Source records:

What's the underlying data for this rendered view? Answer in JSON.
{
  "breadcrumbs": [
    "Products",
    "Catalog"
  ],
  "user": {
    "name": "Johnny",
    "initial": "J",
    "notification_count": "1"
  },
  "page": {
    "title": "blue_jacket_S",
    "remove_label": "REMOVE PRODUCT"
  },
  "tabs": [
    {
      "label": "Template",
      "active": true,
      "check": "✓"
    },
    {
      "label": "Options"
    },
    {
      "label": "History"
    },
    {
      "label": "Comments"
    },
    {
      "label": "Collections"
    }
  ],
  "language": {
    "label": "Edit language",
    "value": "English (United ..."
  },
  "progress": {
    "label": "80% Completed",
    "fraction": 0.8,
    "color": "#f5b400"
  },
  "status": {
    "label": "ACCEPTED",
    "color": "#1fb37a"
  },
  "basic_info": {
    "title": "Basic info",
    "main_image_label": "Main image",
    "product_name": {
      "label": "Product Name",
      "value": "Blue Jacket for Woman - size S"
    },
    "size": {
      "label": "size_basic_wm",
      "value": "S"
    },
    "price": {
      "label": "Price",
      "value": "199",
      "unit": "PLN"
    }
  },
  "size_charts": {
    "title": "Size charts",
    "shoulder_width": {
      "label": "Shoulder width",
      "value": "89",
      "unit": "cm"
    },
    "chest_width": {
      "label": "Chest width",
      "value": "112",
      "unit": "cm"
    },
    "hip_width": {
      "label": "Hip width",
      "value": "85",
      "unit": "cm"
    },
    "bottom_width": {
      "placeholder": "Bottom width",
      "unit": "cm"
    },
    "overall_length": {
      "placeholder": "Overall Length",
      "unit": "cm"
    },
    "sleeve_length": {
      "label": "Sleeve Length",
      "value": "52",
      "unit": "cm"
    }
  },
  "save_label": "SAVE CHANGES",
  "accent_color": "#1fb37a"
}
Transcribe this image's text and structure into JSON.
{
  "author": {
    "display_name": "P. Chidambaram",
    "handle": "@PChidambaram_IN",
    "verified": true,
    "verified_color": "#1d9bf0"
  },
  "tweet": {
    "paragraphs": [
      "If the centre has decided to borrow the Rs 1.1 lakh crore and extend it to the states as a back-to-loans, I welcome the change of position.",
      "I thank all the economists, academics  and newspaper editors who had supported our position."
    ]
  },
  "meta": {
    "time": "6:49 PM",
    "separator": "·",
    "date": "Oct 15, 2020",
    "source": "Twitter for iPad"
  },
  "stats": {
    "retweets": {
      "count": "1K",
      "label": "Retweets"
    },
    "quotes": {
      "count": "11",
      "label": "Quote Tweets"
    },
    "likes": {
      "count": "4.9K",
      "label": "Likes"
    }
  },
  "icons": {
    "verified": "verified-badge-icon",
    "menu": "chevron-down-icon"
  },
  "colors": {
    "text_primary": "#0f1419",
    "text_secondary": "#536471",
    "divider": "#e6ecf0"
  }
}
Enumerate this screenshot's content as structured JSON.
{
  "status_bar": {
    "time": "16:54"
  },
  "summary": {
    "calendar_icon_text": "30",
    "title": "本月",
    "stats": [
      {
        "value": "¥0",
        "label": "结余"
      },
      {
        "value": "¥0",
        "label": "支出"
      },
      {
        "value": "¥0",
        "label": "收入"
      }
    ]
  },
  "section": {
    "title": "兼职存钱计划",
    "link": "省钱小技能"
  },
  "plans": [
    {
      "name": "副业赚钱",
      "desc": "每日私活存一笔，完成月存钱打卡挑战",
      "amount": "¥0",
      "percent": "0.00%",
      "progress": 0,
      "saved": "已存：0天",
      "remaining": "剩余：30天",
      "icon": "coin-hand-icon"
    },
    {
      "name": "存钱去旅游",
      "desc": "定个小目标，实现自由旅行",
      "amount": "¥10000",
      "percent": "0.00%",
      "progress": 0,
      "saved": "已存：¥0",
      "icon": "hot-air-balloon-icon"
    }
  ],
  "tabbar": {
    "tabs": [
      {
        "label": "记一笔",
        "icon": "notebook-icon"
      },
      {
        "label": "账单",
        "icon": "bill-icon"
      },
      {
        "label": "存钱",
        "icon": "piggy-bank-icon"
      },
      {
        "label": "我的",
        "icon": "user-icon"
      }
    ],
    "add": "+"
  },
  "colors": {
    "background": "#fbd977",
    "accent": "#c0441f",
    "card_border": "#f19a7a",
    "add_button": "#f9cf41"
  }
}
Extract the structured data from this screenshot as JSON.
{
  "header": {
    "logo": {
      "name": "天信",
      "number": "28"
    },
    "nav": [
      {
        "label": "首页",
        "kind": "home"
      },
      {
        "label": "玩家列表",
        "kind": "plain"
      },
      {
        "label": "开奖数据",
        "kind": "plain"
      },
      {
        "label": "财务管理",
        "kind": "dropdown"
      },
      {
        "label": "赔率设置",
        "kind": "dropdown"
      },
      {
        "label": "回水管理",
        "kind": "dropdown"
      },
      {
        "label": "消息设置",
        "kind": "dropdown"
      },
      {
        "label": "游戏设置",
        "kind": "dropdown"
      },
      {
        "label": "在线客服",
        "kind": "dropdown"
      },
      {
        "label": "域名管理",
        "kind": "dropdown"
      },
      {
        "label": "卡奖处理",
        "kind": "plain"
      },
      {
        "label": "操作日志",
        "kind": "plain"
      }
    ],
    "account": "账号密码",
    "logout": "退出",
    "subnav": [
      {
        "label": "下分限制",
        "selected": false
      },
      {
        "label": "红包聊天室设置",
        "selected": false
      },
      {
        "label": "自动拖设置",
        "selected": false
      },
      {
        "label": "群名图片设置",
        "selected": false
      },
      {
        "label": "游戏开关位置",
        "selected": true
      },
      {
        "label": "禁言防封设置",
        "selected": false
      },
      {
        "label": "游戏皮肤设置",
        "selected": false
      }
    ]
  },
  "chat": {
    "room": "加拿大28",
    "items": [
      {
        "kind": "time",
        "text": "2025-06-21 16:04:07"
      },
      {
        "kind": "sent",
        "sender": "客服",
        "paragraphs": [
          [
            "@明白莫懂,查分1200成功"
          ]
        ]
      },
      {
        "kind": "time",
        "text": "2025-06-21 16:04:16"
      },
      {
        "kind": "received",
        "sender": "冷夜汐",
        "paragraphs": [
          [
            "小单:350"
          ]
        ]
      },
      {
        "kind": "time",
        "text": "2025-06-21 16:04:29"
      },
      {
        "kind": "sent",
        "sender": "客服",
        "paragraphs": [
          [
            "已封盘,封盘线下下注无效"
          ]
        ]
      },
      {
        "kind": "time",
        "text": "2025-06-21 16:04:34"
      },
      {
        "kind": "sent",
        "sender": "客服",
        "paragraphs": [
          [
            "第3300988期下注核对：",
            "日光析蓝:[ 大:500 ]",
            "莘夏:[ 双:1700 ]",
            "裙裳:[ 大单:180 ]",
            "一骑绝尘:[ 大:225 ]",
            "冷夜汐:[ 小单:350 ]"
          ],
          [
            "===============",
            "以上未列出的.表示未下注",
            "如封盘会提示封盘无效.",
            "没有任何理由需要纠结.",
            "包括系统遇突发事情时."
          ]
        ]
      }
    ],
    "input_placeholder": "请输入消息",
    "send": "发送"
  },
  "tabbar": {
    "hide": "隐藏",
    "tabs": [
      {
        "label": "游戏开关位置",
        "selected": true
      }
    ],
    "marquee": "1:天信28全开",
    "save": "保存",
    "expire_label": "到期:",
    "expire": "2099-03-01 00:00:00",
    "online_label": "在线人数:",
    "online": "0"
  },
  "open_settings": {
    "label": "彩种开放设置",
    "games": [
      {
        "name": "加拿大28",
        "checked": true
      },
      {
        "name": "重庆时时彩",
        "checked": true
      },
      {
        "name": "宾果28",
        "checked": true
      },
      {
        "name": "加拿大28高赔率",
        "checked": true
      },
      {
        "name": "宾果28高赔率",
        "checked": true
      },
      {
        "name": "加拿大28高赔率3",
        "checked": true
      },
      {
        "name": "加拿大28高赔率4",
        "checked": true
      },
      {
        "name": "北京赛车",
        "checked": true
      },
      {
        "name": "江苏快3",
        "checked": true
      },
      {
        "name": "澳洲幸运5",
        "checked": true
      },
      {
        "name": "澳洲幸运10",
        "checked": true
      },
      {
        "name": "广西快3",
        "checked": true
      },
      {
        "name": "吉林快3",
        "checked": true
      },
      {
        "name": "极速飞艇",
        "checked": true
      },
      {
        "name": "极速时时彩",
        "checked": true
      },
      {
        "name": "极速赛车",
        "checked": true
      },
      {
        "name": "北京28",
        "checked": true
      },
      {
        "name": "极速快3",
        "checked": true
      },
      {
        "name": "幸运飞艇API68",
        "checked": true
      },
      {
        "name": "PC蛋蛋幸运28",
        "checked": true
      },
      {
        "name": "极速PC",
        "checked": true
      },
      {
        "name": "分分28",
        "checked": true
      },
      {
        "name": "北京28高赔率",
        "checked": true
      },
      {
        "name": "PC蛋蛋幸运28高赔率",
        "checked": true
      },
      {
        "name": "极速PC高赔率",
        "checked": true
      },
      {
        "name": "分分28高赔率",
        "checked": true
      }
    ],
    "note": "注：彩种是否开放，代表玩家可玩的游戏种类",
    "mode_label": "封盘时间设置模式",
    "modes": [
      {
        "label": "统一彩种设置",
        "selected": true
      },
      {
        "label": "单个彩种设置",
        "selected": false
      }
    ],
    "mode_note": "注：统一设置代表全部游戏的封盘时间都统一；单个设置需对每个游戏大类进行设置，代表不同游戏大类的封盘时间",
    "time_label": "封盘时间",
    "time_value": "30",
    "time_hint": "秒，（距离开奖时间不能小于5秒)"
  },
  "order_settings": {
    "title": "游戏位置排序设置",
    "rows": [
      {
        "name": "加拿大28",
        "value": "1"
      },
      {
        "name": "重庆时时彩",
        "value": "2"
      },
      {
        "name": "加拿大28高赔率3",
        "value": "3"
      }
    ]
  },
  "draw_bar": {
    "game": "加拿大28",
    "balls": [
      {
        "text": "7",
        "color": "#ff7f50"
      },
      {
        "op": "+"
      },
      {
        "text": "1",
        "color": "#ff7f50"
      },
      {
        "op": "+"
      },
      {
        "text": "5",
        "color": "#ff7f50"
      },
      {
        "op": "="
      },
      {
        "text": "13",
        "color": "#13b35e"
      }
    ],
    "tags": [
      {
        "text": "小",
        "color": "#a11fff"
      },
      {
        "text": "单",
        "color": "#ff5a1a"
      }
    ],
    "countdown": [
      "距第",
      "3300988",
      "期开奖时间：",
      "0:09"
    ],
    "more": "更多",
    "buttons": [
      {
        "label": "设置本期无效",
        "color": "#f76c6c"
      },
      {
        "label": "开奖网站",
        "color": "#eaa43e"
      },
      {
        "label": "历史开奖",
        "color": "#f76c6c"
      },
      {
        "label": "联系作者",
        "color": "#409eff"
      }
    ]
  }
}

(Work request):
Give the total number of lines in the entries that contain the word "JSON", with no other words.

(Answer to this task):
4